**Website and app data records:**

^^^^

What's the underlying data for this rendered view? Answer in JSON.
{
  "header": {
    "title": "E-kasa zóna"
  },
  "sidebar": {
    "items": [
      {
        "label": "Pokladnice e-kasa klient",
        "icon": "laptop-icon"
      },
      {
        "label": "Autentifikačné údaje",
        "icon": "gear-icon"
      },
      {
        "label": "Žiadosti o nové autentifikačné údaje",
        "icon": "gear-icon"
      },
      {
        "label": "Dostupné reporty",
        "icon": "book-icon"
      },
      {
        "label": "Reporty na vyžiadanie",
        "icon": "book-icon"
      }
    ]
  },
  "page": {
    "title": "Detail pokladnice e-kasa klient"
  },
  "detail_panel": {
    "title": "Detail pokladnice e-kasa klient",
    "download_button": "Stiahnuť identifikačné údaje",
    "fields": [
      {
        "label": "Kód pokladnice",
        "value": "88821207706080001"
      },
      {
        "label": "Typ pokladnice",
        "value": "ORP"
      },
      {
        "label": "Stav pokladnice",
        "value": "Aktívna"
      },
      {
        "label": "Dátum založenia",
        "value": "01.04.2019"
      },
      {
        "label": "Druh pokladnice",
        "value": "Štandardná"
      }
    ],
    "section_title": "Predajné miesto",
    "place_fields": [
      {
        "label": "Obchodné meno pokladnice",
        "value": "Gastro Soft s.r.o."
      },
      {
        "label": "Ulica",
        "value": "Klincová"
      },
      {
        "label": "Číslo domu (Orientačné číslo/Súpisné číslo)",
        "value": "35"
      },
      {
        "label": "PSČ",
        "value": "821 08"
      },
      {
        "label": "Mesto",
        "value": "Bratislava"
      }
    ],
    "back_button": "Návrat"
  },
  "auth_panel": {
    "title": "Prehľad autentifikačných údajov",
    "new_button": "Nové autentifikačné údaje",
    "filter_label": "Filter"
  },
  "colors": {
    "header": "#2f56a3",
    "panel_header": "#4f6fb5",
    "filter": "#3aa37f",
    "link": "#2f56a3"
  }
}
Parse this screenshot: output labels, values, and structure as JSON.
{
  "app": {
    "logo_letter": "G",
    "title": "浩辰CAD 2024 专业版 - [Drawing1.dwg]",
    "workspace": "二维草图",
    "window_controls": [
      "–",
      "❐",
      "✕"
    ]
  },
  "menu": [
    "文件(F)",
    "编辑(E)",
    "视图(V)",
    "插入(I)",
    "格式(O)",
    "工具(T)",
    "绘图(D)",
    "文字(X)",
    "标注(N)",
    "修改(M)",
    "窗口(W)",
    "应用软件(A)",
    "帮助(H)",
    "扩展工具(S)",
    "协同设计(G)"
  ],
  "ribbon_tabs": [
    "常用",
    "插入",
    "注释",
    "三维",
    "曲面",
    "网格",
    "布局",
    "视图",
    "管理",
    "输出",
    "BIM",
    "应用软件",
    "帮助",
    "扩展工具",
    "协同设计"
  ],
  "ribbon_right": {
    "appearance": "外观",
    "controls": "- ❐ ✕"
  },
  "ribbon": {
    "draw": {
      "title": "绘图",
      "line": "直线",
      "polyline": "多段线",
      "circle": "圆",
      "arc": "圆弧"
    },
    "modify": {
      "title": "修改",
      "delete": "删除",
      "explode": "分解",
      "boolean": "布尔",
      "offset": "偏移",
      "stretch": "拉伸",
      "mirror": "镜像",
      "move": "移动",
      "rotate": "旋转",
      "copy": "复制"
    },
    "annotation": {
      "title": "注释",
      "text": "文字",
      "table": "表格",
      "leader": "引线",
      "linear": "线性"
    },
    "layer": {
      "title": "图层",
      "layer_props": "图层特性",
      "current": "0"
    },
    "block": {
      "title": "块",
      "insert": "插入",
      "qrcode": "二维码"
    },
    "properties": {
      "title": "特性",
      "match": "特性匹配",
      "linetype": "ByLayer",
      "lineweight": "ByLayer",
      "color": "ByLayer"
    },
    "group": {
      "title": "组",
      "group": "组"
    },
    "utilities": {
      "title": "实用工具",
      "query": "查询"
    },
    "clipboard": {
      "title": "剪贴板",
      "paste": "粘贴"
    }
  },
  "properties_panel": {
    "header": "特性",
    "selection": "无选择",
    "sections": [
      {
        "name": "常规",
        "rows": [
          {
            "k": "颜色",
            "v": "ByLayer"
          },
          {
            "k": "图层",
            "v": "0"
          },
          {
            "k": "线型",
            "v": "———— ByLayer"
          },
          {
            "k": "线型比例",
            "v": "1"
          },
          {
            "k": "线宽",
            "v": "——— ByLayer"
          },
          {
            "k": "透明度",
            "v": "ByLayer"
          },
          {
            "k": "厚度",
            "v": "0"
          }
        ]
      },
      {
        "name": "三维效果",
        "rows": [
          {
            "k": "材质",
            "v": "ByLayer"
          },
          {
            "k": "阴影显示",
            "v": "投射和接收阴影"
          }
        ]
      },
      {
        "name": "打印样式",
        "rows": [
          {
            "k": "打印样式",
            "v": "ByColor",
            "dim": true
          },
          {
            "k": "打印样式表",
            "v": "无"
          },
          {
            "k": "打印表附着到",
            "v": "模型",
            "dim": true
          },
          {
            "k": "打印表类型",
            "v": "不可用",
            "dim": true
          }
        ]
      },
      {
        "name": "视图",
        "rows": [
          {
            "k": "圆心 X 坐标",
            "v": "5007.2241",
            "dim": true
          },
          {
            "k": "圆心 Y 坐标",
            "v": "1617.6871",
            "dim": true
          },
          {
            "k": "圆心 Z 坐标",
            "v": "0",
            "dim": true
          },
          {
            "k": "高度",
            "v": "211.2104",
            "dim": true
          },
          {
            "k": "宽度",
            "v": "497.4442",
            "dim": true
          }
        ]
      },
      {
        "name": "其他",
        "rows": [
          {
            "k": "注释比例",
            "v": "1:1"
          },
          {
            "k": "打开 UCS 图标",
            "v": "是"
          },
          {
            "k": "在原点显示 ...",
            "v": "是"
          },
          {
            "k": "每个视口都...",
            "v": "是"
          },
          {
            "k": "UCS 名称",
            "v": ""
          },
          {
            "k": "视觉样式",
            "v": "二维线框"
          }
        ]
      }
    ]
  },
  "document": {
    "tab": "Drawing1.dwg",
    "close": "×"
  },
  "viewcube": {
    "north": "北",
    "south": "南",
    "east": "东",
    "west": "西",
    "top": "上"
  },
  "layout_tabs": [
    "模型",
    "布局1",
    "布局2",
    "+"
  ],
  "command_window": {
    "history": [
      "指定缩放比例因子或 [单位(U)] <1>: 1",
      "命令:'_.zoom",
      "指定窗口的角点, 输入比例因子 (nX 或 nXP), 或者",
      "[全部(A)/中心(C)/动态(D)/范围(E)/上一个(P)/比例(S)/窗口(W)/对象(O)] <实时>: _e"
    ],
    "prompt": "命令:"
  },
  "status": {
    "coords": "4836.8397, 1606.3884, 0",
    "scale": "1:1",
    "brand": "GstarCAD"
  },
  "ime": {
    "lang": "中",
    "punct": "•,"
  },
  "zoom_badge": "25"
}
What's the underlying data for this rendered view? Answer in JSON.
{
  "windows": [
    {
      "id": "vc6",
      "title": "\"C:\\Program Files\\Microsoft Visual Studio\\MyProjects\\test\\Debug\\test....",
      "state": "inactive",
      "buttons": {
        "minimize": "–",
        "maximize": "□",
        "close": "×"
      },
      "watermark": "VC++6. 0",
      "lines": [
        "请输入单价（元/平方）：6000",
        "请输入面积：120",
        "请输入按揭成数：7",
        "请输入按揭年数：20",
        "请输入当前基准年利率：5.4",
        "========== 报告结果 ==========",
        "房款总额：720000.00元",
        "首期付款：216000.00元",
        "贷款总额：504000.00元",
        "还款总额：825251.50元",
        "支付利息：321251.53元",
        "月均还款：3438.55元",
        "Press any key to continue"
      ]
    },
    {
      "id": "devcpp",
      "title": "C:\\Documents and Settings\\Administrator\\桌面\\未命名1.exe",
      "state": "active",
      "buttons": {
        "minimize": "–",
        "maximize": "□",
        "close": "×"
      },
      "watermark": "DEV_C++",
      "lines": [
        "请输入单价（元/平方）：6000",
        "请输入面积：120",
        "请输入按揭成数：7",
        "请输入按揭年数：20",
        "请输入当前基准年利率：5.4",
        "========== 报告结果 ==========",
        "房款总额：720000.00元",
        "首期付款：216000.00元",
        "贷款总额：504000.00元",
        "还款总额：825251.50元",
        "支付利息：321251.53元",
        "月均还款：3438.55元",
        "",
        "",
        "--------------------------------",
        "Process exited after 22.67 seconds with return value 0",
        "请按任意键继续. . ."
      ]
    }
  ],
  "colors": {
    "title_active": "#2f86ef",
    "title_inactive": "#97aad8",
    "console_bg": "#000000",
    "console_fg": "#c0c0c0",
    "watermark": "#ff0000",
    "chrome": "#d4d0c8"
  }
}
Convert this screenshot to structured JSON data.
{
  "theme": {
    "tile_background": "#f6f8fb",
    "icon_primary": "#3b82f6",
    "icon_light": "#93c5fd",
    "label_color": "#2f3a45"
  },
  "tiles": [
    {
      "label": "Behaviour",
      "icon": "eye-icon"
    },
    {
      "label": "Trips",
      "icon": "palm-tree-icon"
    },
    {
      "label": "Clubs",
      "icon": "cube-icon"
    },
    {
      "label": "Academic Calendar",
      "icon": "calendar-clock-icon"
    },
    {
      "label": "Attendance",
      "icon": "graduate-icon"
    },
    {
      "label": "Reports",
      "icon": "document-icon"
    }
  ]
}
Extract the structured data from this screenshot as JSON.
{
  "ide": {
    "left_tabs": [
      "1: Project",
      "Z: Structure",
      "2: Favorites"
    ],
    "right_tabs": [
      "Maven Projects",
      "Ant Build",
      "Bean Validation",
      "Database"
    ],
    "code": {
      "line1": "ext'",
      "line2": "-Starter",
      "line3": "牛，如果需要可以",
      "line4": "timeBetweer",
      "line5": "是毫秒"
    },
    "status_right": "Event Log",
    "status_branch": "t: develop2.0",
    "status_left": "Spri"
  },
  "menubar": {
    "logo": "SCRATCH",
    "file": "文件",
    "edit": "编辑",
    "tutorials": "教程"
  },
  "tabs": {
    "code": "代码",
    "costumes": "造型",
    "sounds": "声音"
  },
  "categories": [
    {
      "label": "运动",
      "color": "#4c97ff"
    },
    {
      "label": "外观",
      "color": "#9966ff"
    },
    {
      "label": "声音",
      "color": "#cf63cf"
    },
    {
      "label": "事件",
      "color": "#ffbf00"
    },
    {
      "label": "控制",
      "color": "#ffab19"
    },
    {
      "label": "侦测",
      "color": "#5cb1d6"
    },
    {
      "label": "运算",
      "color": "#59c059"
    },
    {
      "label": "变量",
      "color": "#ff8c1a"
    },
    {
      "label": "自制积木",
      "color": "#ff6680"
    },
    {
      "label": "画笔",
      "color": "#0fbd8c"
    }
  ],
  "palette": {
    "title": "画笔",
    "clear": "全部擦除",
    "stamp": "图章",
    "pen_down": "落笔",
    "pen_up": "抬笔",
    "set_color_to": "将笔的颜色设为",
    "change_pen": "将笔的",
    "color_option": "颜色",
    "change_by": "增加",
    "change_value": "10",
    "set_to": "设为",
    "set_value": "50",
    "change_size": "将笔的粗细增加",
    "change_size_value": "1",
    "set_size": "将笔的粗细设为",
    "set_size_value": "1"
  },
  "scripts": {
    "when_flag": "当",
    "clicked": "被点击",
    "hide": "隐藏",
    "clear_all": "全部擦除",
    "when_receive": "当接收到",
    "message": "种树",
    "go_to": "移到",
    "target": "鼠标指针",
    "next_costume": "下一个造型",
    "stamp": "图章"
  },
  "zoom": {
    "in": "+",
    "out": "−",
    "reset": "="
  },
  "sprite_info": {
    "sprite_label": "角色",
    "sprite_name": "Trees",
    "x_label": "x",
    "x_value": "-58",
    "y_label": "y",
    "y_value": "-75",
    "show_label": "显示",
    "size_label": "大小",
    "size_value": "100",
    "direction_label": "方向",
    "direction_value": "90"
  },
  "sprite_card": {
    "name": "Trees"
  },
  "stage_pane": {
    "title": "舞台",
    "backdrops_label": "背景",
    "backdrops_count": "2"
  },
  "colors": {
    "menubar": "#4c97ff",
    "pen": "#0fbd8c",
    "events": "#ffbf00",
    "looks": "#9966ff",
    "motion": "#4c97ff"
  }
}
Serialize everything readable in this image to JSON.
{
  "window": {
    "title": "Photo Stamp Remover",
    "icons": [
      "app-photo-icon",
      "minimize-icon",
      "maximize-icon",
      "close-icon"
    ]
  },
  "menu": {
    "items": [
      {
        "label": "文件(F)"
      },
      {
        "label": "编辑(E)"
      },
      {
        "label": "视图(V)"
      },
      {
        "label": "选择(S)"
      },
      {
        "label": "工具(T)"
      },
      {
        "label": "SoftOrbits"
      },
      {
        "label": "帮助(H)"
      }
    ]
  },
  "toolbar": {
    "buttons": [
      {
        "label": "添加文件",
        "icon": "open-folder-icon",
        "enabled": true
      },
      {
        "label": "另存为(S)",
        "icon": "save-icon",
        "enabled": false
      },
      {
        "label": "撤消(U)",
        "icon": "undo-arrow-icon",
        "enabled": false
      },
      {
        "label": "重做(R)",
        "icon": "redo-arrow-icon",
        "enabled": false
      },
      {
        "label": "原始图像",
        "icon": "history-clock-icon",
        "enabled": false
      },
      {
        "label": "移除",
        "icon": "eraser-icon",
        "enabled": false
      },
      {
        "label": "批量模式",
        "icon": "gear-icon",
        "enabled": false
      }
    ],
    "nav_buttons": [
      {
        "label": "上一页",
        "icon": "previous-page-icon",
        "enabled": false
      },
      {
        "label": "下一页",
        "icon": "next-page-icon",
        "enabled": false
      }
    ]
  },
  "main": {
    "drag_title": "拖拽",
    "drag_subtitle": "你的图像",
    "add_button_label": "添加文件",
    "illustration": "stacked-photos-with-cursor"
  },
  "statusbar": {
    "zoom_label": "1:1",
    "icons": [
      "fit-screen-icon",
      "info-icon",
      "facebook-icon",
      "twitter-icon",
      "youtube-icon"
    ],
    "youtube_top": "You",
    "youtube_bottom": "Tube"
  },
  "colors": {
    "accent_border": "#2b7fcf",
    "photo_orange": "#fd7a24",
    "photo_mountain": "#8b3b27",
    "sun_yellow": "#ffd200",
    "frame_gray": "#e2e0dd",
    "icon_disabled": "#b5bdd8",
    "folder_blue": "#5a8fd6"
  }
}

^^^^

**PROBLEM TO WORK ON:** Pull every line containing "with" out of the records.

**TASK ANSWER:**
        "Process exited after 22.67 seconds with return value 0",
    "illustration": "stacked-photos-with-cursor"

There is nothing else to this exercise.